**EXERCISE MATERIALS:**
+===+
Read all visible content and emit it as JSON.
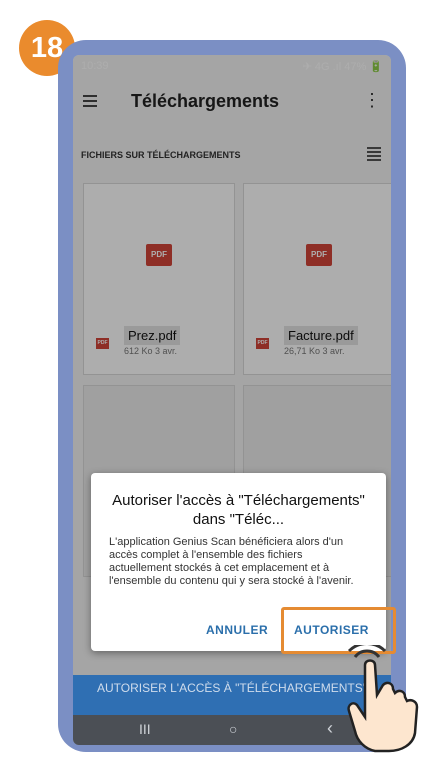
{
  "step_badge": "18",
  "status_bar": {
    "time": "10:39",
    "indicators": "✈ 4G .ıl 47% 🔋"
  },
  "app_bar": {
    "title": "Téléchargements"
  },
  "section_title": "FICHIERS SUR TÉLÉCHARGEMENTS",
  "files": [
    {
      "name": "Prez.pdf",
      "meta": "612 Ko 3 avr.",
      "icon": "PDF"
    },
    {
      "name": "Facture.pdf",
      "meta": "26,71 Ko 3 avr.",
      "icon": "PDF"
    }
  ],
  "dialog": {
    "title": "Autoriser l'accès à \"Téléchargements\" dans \"Téléc...",
    "body": "L'application Genius Scan bénéficiera alors d'un accès complet à l'ensemble des fichiers actuellement stockés à cet emplacement et à l'ensemble du contenu qui y sera stocké à l'avenir.",
    "cancel_label": "ANNULER",
    "allow_label": "AUTORISER"
  },
  "bottom_button": {
    "label": "AUTORISER L'ACCÈS À \"TÉLÉCHARGEMENTS\""
  },
  "navbar": {
    "recent": "III",
    "home": "○",
    "back": "‹"
  },
  "colors": {
    "accent": "#2b6fab",
    "badge": "#ea8b2d",
    "pdf": "#d24438",
    "highlight": "#e58b32"
  }
}
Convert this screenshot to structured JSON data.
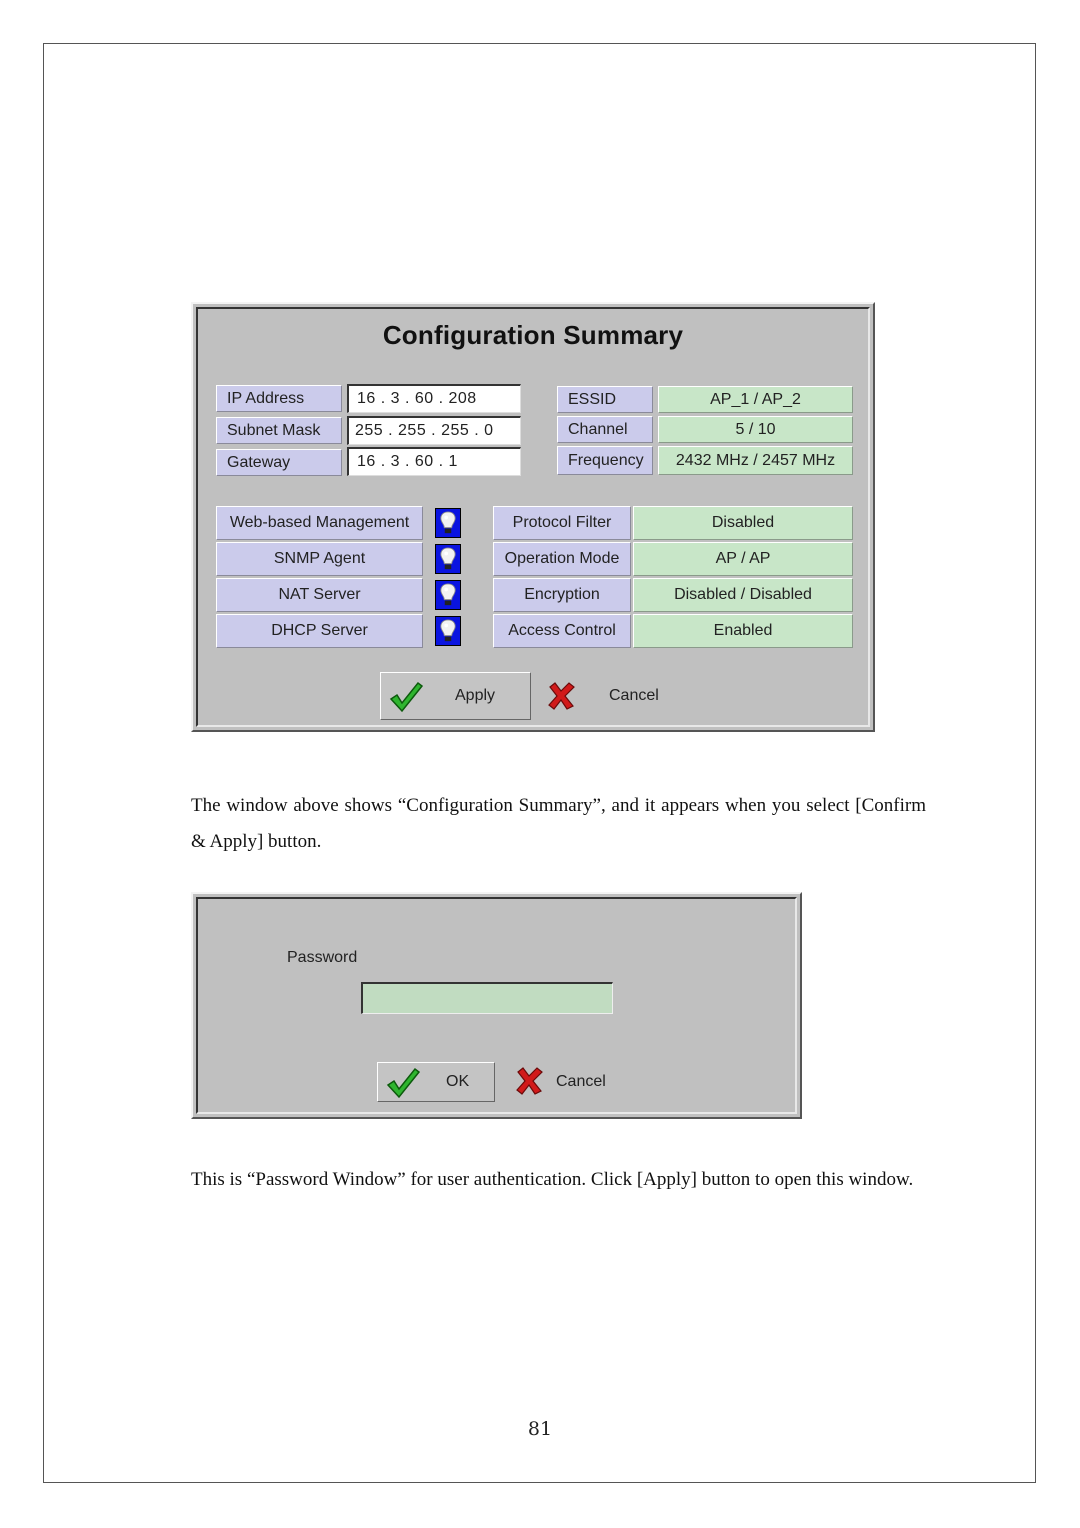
{
  "config_window": {
    "title": "Configuration Summary",
    "network": [
      {
        "label": "IP Address",
        "value": "16  .  3  . 60  . 208"
      },
      {
        "label": "Subnet Mask",
        "value": "255 . 255 . 255 .  0"
      },
      {
        "label": "Gateway",
        "value": "16  .  3  . 60  .  1"
      }
    ],
    "wireless": [
      {
        "label": "ESSID",
        "value": "AP_1 / AP_2"
      },
      {
        "label": "Channel",
        "value": "5 / 10"
      },
      {
        "label": "Frequency",
        "value": "2432 MHz / 2457 MHz"
      }
    ],
    "services": [
      {
        "label": "Web-based Management",
        "icon": "lightbulb-icon"
      },
      {
        "label": "SNMP Agent",
        "icon": "lightbulb-icon"
      },
      {
        "label": "NAT Server",
        "icon": "lightbulb-icon"
      },
      {
        "label": "DHCP Server",
        "icon": "lightbulb-icon"
      }
    ],
    "settings": [
      {
        "label": "Protocol Filter",
        "value": "Disabled"
      },
      {
        "label": "Operation Mode",
        "value": "AP / AP"
      },
      {
        "label": "Encryption",
        "value": "Disabled / Disabled"
      },
      {
        "label": "Access Control",
        "value": "Enabled"
      }
    ],
    "apply_label": "Apply",
    "cancel_label": "Cancel"
  },
  "paragraph1": "The window above shows “Configuration Summary”, and it appears when you select [Confirm & Apply] button.",
  "password_window": {
    "label": "Password",
    "value": "",
    "ok_label": "OK",
    "cancel_label": "Cancel"
  },
  "paragraph2": "This is “Password Window” for user authentication. Click [Apply] button to open this window.",
  "page_number": "81",
  "colors": {
    "label_bg": "#cbcbeb",
    "value_green": "#c8e6c8",
    "window_bg": "#c0c0c0",
    "bulb_bg": "#0a14e0"
  }
}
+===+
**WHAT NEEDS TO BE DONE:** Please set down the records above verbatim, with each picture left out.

**ANSWER BOX:**
Read all visible content and emit it as JSON.
{
  "step_badge": "18",
  "status_bar": {
    "time": "10:39",
    "indicators": "✈ 4G .ıl 47% 🔋"
  },
  "app_bar": {
    "title": "Téléchargements"
  },
  "section_title": "FICHIERS SUR TÉLÉCHARGEMENTS",
  "files": [
    {
      "name": "Prez.pdf",
      "meta": "612 Ko 3 avr.",
      "icon": "PDF"
    },
    {
      "name": "Facture.pdf",
      "meta": "26,71 Ko 3 avr.",
      "icon": "PDF"
    }
  ],
  "dialog": {
    "title": "Autoriser l'accès à \"Téléchargements\" dans \"Téléc...",
    "body": "L'application Genius Scan bénéficiera alors d'un accès complet à l'ensemble des fichiers actuellement stockés à cet emplacement et à l'ensemble du contenu qui y sera stocké à l'avenir.",
    "cancel_label": "ANNULER",
    "allow_label": "AUTORISER"
  },
  "bottom_button": {
    "label": "AUTORISER L'ACCÈS À \"TÉLÉCHARGEMENTS\""
  },
  "navbar": {
    "recent": "III",
    "home": "○",
    "back": "‹"
  },
  "colors": {
    "accent": "#2b6fab",
    "badge": "#ea8b2d",
    "pdf": "#d24438",
    "highlight": "#e58b32"
  }
}
Convert this screenshot to structured JSON data.
{
  "config_window": {
    "title": "Configuration Summary",
    "network": [
      {
        "label": "IP Address",
        "value": "16  .  3  . 60  . 208"
      },
      {
        "label": "Subnet Mask",
        "value": "255 . 255 . 255 .  0"
      },
      {
        "label": "Gateway",
        "value": "16  .  3  . 60  .  1"
      }
    ],
    "wireless": [
      {
        "label": "ESSID",
        "value": "AP_1 / AP_2"
      },
      {
        "label": "Channel",
        "value": "5 / 10"
      },
      {
        "label": "Frequency",
        "value": "2432 MHz / 2457 MHz"
      }
    ],
    "services": [
      {
        "label": "Web-based Management",
        "icon": "lightbulb-icon"
      },
      {
        "label": "SNMP Agent",
        "icon": "lightbulb-icon"
      },
      {
        "label": "NAT Server",
        "icon": "lightbulb-icon"
      },
      {
        "label": "DHCP Server",
        "icon": "lightbulb-icon"
      }
    ],
    "settings": [
      {
        "label": "Protocol Filter",
        "value": "Disabled"
      },
      {
        "label": "Operation Mode",
        "value": "AP / AP"
      },
      {
        "label": "Encryption",
        "value": "Disabled / Disabled"
      },
      {
        "label": "Access Control",
        "value": "Enabled"
      }
    ],
    "apply_label": "Apply",
    "cancel_label": "Cancel"
  },
  "paragraph1": "The window above shows “Configuration Summary”, and it appears when you select [Confirm & Apply] button.",
  "password_window": {
    "label": "Password",
    "value": "",
    "ok_label": "OK",
    "cancel_label": "Cancel"
  },
  "paragraph2": "This is “Password Window” for user authentication. Click [Apply] button to open this window.",
  "page_number": "81",
  "colors": {
    "label_bg": "#cbcbeb",
    "value_green": "#c8e6c8",
    "window_bg": "#c0c0c0",
    "bulb_bg": "#0a14e0"
  }
}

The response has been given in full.